Sunday Sunday Sunday

I suppose this blog is going to encompass not only my job search/career change efforts but also talk a bit about the development of the site in general.

I’m finally getting my act in gear in terms of uniformity and a vision.

Now, you might say to yourself, what’s this “finally” business? After all, haven’t you been open for less than a week?

Too true, but I like to be organized, and it’s obvious that, with a website, you need to be organized from the get-go.

Hence now I’ve got three (yay!) uniform pages. The resume is going to take more work as it’s such a different format from the other stuff.

I’m also going to, at some point, do some painting. I want to make my own background, my own button(s) and my own logo. I am not a great painter by any means, but it’s something I enjoy doing. Plus, ha! There’s no issues with copyright. I gotta figure I own my own watercolors.

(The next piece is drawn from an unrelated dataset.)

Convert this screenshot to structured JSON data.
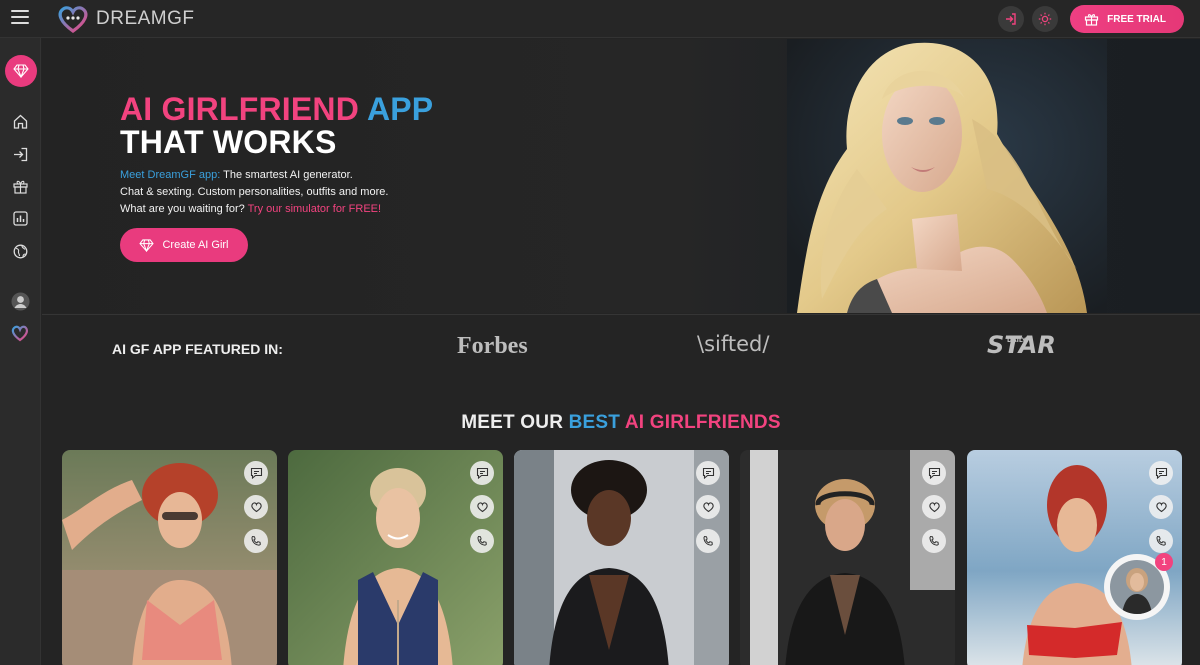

Today we’re (I’m a married-type person) off to a Celtics game. Go green dudes!